This article and photo originally appeared on the University of La Verne website and are reprinted with permission.
The University of La Verne’s LaFetra College of Education welcomes the new Center for Teacher Leadership & Learning Innovation, a first-of-its-kind lab, designed to support and train educators from across Los Angeles County and the Inland Empire in 21st-century learning competencies.
“As a College of Education, which prepares community and school leaders, support providers and teachers, it is imperative that our faculty be
This article and photo originally appeared on the Advancing Research & Innovation in the STEM Education of Preservice Teachers in High-Need School Districts (ARISE) website and are reprinted with permission.
Despite heavy investment in STEM (e.g., STEM for ALL), most PK-20 science, technology, engineering, and mathematics instruction remains heavily siloed. To date, educators have not agreed on a clear definition of STEM. Is it curriculum or a teaching technique/pedagogy? Can a science lesson be called STEM, even if the other domains are not fully represented? As technology advocates, we think STEM curricula should have a strong representation from all four domains.

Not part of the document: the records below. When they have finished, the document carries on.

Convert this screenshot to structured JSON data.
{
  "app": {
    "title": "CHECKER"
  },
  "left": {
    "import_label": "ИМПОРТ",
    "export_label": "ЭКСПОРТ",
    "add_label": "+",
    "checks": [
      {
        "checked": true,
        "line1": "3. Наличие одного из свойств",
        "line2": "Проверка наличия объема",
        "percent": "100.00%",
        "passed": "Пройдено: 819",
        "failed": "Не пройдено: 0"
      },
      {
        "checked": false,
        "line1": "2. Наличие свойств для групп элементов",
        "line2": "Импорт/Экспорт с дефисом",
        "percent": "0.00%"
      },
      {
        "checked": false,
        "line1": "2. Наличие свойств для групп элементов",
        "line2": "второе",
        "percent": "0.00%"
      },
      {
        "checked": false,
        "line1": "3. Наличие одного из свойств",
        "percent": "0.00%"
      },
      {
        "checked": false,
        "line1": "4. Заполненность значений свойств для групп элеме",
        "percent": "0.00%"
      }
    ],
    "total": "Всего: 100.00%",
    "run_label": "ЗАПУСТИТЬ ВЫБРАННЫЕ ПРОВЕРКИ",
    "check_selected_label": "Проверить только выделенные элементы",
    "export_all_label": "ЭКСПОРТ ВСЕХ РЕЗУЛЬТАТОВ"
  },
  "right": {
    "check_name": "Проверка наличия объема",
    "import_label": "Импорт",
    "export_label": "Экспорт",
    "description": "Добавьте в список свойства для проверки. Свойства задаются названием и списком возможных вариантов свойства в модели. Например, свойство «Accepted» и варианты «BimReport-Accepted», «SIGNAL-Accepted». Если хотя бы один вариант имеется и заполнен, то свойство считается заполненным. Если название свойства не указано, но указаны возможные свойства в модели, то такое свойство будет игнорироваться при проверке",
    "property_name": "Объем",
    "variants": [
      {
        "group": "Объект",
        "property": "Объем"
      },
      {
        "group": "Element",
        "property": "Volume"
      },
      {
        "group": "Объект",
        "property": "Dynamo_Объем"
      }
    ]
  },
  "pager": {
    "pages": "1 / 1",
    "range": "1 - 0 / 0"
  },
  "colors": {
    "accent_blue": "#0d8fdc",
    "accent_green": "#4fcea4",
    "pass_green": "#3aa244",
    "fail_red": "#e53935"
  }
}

The STEM movement was intended to address science, technology, engineering, and mathematics in order to produce students who are prepared for the unique needs of today’s workforce. With regard to the “T” component of STEM, the only way to develop teacher candidates who fully embrace the power of technology for P12 is to infuse technology throughout their preparation.
A “technology infusion” approach

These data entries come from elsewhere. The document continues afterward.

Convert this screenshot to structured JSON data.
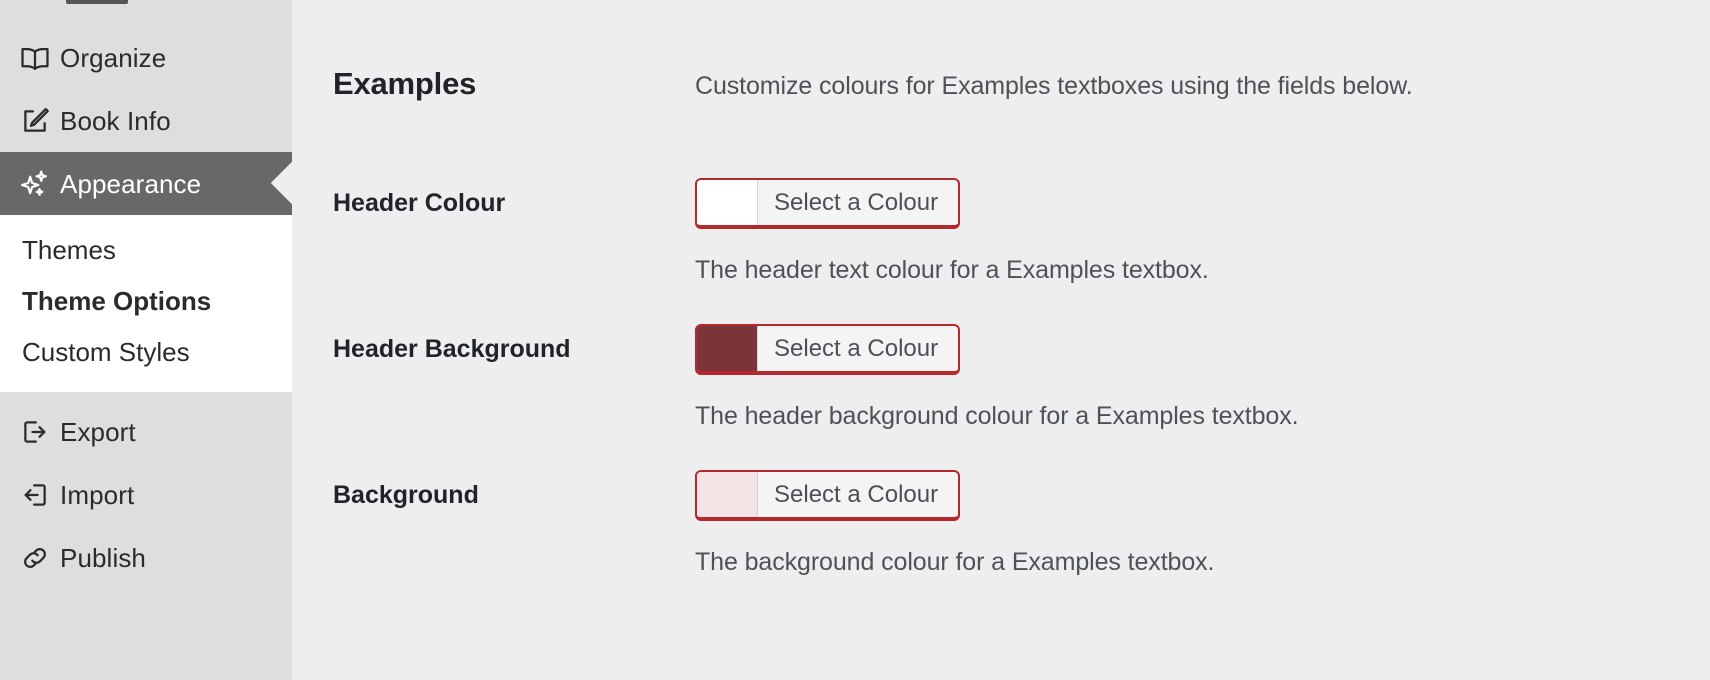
{
  "sidebar": {
    "primary_items": [
      {
        "label": "Organize",
        "icon": "book-open-icon",
        "active": false
      },
      {
        "label": "Book Info",
        "icon": "edit-square-icon",
        "active": false
      },
      {
        "label": "Appearance",
        "icon": "sparkles-icon",
        "active": true
      }
    ],
    "sub_items": [
      {
        "label": "Themes",
        "current": false
      },
      {
        "label": "Theme Options",
        "current": true
      },
      {
        "label": "Custom Styles",
        "current": false
      }
    ],
    "secondary_items": [
      {
        "label": "Export",
        "icon": "export-icon"
      },
      {
        "label": "Import",
        "icon": "import-icon"
      },
      {
        "label": "Publish",
        "icon": "link-chain-icon"
      }
    ]
  },
  "main": {
    "section_title": "Examples",
    "section_description": "Customize colours for Examples textboxes using the fields below.",
    "fields": [
      {
        "label": "Header Colour",
        "button_label": "Select a Colour",
        "swatch_colour": "#ffffff",
        "help": "The header text colour for a Examples textbox."
      },
      {
        "label": "Header Background",
        "button_label": "Select a Colour",
        "swatch_colour": "#7b3439",
        "help": "The header background colour for a Examples textbox."
      },
      {
        "label": "Background",
        "button_label": "Select a Colour",
        "swatch_colour": "#f4e4e5",
        "help": "The background colour for a Examples textbox."
      }
    ]
  },
  "colors": {
    "sidebar_bg": "#dededd",
    "sidebar_sub_bg": "#ffffff",
    "active_bg": "#686868",
    "active_text": "#ffffff",
    "page_bg": "#efeeee",
    "accent_border": "#b4282e",
    "heading_text": "#20242a",
    "body_text": "#4d5259"
  }
}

AACTE is committed to recognizing excellence in educator preparation through its prestigious annual Awards Program. Among the nine categories of awards, the Best Practice Award for the Innovative Use of Technology honors AACTE members that infuse technology throughout their curriculum in an innovative way. AACTE’s Committee on Innovation and Technology sponsors this award and selects a school, college, or department of education that uses technologies to stretch beyond standard practices in teacher education.
The video above features AACTE member institution Northeastern State University’s (NSU) College of Education, the 2018 recipient of the Best Practice Award for the Innovative Use of Technology. Dean Vanessa Anton explains how NSU’s Robotics Academy of Critical Engagement (RACE) program works and why it received the award.
This article and photo originally appeared in Illinois State University News and are reprinted with permission.
For several years, the College of Education has prioritized the redesign of classrooms and computer labs to reflect the flexible learning needs of aspiring educators and their future students.
The first reimagined collaborative space was Studio Teach. The third-floor, approximately 2,000-square-foot area overlooks the University’s Quad. It features dozens of flexible seating options, stations where multiple students can connect to a single monitor, SMART Boards, a 3D printer, an educational gaming area, a writeable white board partition, multiple wall-mounted monitors, and an array of technology available for checkout.
Storage areas on DeGarmo’s garden level have also been converted to classroom spaces with several interactive monitors that can be controlled individually or together through a single source. In addition, several classroom spaces in DeGarmo have been remodeled with a few more to come this fall. They too incorporate flexible seating and cutting-edge educational technologies.
The Richard L. Benson Flexible Learning Space was created with the help of funding by the alumnus for which it was named.
It’s a shift in mindset reflective of the evolving state of PreK–12 learning environments across